Singleton design pattern

  1. Define a private static attribute in the “single instance” class
  2. Define a public static accessor function in the class
  3. Do “lazy initialization” (creation on demand) in the accessor function
  4. Define all constructors to be protected or private
  5. Clients may only use the accessor function to manipulate the Singleton
  6. Inheritance can be supported, but static functions may not be overridden. The base class must be declared a friend of the derived class (in order to access the protected constructor).
#include <iostream>
#include <string>
#include <stdlib.h>
using namespace std;

class Number
{
  public:
    // 2. Define a public static accessor func
    static Number *instance(); 
    static void setType(string t)
    {
      type = t;
      delete inst;
      inst = 0;
    }
    virtual void setValue(int in)
    {
      value = in;
    }
    virtual int getValue()
    {
      return value;
    }
  protected:
    int value;
    // 4. Define all ctors to be protected
    Number()
    {
        cout << ":ctor: ";
    } 
  // 1. Define a private static attribute
  private:
    static string type;
    static Number *inst; 
};
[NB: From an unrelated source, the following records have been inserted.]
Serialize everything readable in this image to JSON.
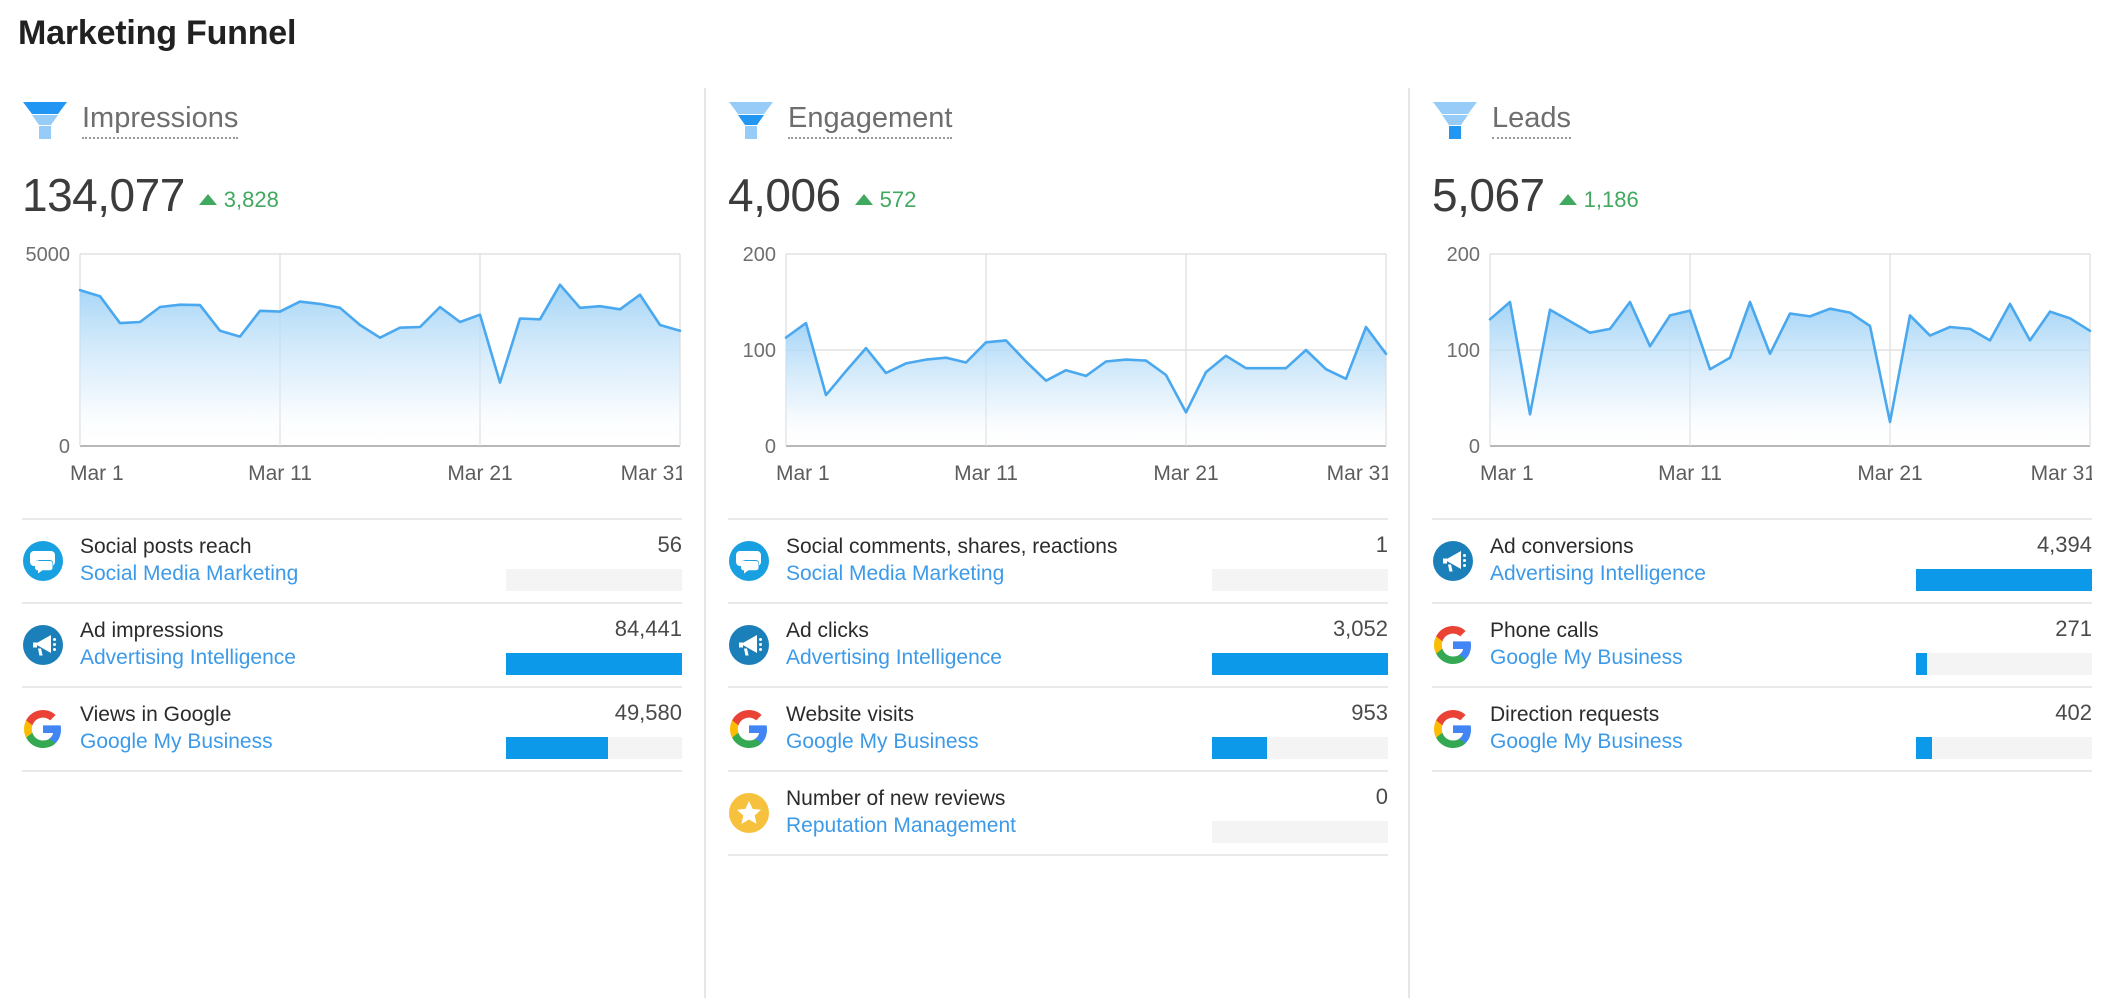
{
  "page": {
    "title": "Marketing Funnel"
  },
  "theme": {
    "accent_blue": "#0d99ea",
    "link_blue": "#3d9ae8",
    "funnel_dark": "#2196f3",
    "funnel_light": "#96ccf7",
    "delta_green": "#41a85f",
    "bar_track": "#f4f4f4",
    "text_dark": "#2b2b2b",
    "text_muted": "#6e6e6e",
    "divider": "#e9e9e9"
  },
  "cards": [
    {
      "id": "impressions",
      "icon": "funnel-top-icon",
      "title": "Impressions",
      "value": "134,077",
      "delta": "3,828",
      "delta_direction": "up",
      "chart": {
        "y_ticks": [
          "5000",
          "0"
        ],
        "x_ticks": [
          "Mar 1",
          "Mar 11",
          "Mar 21",
          "Mar 31"
        ]
      },
      "rows": [
        {
          "icon": "social-bubble-icon",
          "name": "Social posts reach",
          "source": "Social Media Marketing",
          "value": "56",
          "bar_pct": 0
        },
        {
          "icon": "megaphone-icon",
          "name": "Ad impressions",
          "source": "Advertising Intelligence",
          "value": "84,441",
          "bar_pct": 100
        },
        {
          "icon": "google-g-icon",
          "name": "Views in Google",
          "source": "Google My Business",
          "value": "49,580",
          "bar_pct": 58
        }
      ]
    },
    {
      "id": "engagement",
      "icon": "funnel-middle-icon",
      "title": "Engagement",
      "value": "4,006",
      "delta": "572",
      "delta_direction": "up",
      "chart": {
        "y_ticks": [
          "200",
          "100",
          "0"
        ],
        "x_ticks": [
          "Mar 1",
          "Mar 11",
          "Mar 21",
          "Mar 31"
        ]
      },
      "rows": [
        {
          "icon": "social-bubble-icon",
          "name": "Social comments, shares, reactions",
          "source": "Social Media Marketing",
          "value": "1",
          "bar_pct": 0
        },
        {
          "icon": "megaphone-icon",
          "name": "Ad clicks",
          "source": "Advertising Intelligence",
          "value": "3,052",
          "bar_pct": 100
        },
        {
          "icon": "google-g-icon",
          "name": "Website visits",
          "source": "Google My Business",
          "value": "953",
          "bar_pct": 31
        },
        {
          "icon": "star-badge-icon",
          "name": "Number of new reviews",
          "source": "Reputation Management",
          "value": "0",
          "bar_pct": 0
        }
      ]
    },
    {
      "id": "leads",
      "icon": "funnel-bottom-icon",
      "title": "Leads",
      "value": "5,067",
      "delta": "1,186",
      "delta_direction": "up",
      "chart": {
        "y_ticks": [
          "200",
          "100",
          "0"
        ],
        "x_ticks": [
          "Mar 1",
          "Mar 11",
          "Mar 21",
          "Mar 31"
        ]
      },
      "rows": [
        {
          "icon": "megaphone-icon",
          "name": "Ad conversions",
          "source": "Advertising Intelligence",
          "value": "4,394",
          "bar_pct": 100
        },
        {
          "icon": "google-g-icon",
          "name": "Phone calls",
          "source": "Google My Business",
          "value": "271",
          "bar_pct": 6
        },
        {
          "icon": "google-g-icon",
          "name": "Direction requests",
          "source": "Google My Business",
          "value": "402",
          "bar_pct": 9
        }
      ]
    }
  ],
  "chart_data": [
    {
      "type": "area",
      "title": "Impressions",
      "xlabel": "",
      "ylabel": "",
      "ylim": [
        0,
        5000
      ],
      "grid": true,
      "legend": "none",
      "x": [
        "Mar 1",
        "Mar 2",
        "Mar 3",
        "Mar 4",
        "Mar 5",
        "Mar 6",
        "Mar 7",
        "Mar 8",
        "Mar 9",
        "Mar 10",
        "Mar 11",
        "Mar 12",
        "Mar 13",
        "Mar 14",
        "Mar 15",
        "Mar 16",
        "Mar 17",
        "Mar 18",
        "Mar 19",
        "Mar 20",
        "Mar 21",
        "Mar 22",
        "Mar 23",
        "Mar 24",
        "Mar 25",
        "Mar 26",
        "Mar 27",
        "Mar 28",
        "Mar 29",
        "Mar 30",
        "Mar 31"
      ],
      "y_tick_values": [
        0,
        5000
      ],
      "x_tick_labels": [
        "Mar 1",
        "Mar 11",
        "Mar 21",
        "Mar 31"
      ],
      "values": [
        4060,
        3900,
        3200,
        3230,
        3620,
        3680,
        3670,
        3000,
        2850,
        3520,
        3500,
        3760,
        3700,
        3600,
        3150,
        2820,
        3080,
        3100,
        3620,
        3230,
        3420,
        1650,
        3320,
        3300,
        4200,
        3600,
        3640,
        3560,
        3940,
        3150,
        3000
      ]
    },
    {
      "type": "area",
      "title": "Engagement",
      "xlabel": "",
      "ylabel": "",
      "ylim": [
        0,
        200
      ],
      "grid": true,
      "legend": "none",
      "x": [
        "Mar 1",
        "Mar 2",
        "Mar 3",
        "Mar 4",
        "Mar 5",
        "Mar 6",
        "Mar 7",
        "Mar 8",
        "Mar 9",
        "Mar 10",
        "Mar 11",
        "Mar 12",
        "Mar 13",
        "Mar 14",
        "Mar 15",
        "Mar 16",
        "Mar 17",
        "Mar 18",
        "Mar 19",
        "Mar 20",
        "Mar 21",
        "Mar 22",
        "Mar 23",
        "Mar 24",
        "Mar 25",
        "Mar 26",
        "Mar 27",
        "Mar 28",
        "Mar 29",
        "Mar 30",
        "Mar 31"
      ],
      "y_tick_values": [
        0,
        100,
        200
      ],
      "x_tick_labels": [
        "Mar 1",
        "Mar 11",
        "Mar 21",
        "Mar 31"
      ],
      "values": [
        113,
        128,
        53,
        78,
        102,
        76,
        86,
        90,
        92,
        87,
        108,
        110,
        88,
        68,
        79,
        73,
        88,
        90,
        89,
        74,
        35,
        77,
        94,
        81,
        81,
        81,
        100,
        80,
        70,
        124,
        96
      ]
    },
    {
      "type": "area",
      "title": "Leads",
      "xlabel": "",
      "ylabel": "",
      "ylim": [
        0,
        200
      ],
      "grid": true,
      "legend": "none",
      "x": [
        "Mar 1",
        "Mar 2",
        "Mar 3",
        "Mar 4",
        "Mar 5",
        "Mar 6",
        "Mar 7",
        "Mar 8",
        "Mar 9",
        "Mar 10",
        "Mar 11",
        "Mar 12",
        "Mar 13",
        "Mar 14",
        "Mar 15",
        "Mar 16",
        "Mar 17",
        "Mar 18",
        "Mar 19",
        "Mar 20",
        "Mar 21",
        "Mar 22",
        "Mar 23",
        "Mar 24",
        "Mar 25",
        "Mar 26",
        "Mar 27",
        "Mar 28",
        "Mar 29",
        "Mar 30",
        "Mar 31"
      ],
      "y_tick_values": [
        0,
        100,
        200
      ],
      "x_tick_labels": [
        "Mar 1",
        "Mar 11",
        "Mar 21",
        "Mar 31"
      ],
      "values": [
        132,
        150,
        33,
        142,
        130,
        118,
        122,
        150,
        104,
        136,
        141,
        80,
        92,
        150,
        96,
        138,
        135,
        143,
        139,
        125,
        25,
        136,
        115,
        124,
        122,
        110,
        148,
        110,
        140,
        133,
        120
      ]
    }
  ]
}
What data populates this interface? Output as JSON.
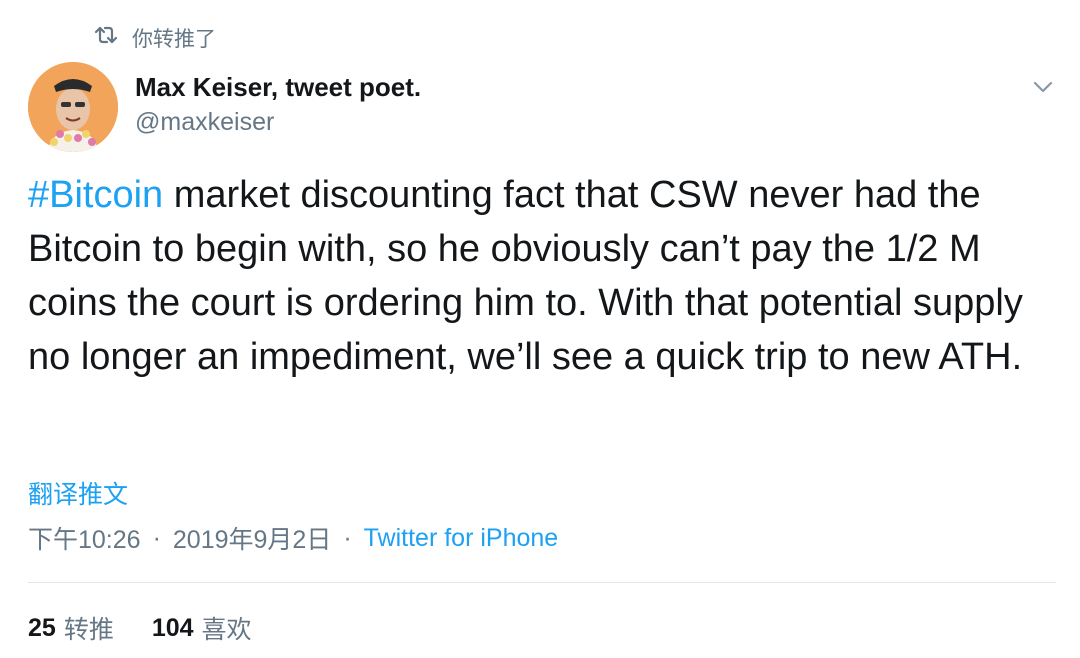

string Number::type = "decimal";
Number *Number::inst = 0;

class Octal: public Number
{
  // 6. Inheritance can be supported
  public:
    friend class Number;
    void setValue(int in)
    {
      char buf[10];
      sprintf(buf, "%o", in);
      sscanf(buf, "%d", &value);
    }
  protected:
    Octal(){}
};

Number *Number::instance()
{
  if (!inst)
    // 3. Do "lazy initialization" in the accessor function
    if (type == "octal")
      inst = new Octal();
    else
      inst = new Number();
  return inst;
}

int main()
{
  // Number  myInstance; - error: cannot access protected constructor
  // 5. Clients may only use the accessor function to manipulate the Singleton
  Number::instance()->setValue(42);
  cout << "value is " << Number::instance()->getValue() << endl;
  Number::setType("octal");
  Number::instance()->setValue(64);
  cout << "value is " << Number::instance()->getValue() << endl;
}

Output

:ctor: value is 42
:ctor: value is 100

Code examples

More info, diagrams and examples of the Singleton design pattern you can find on our new resource Refactoring.Guru.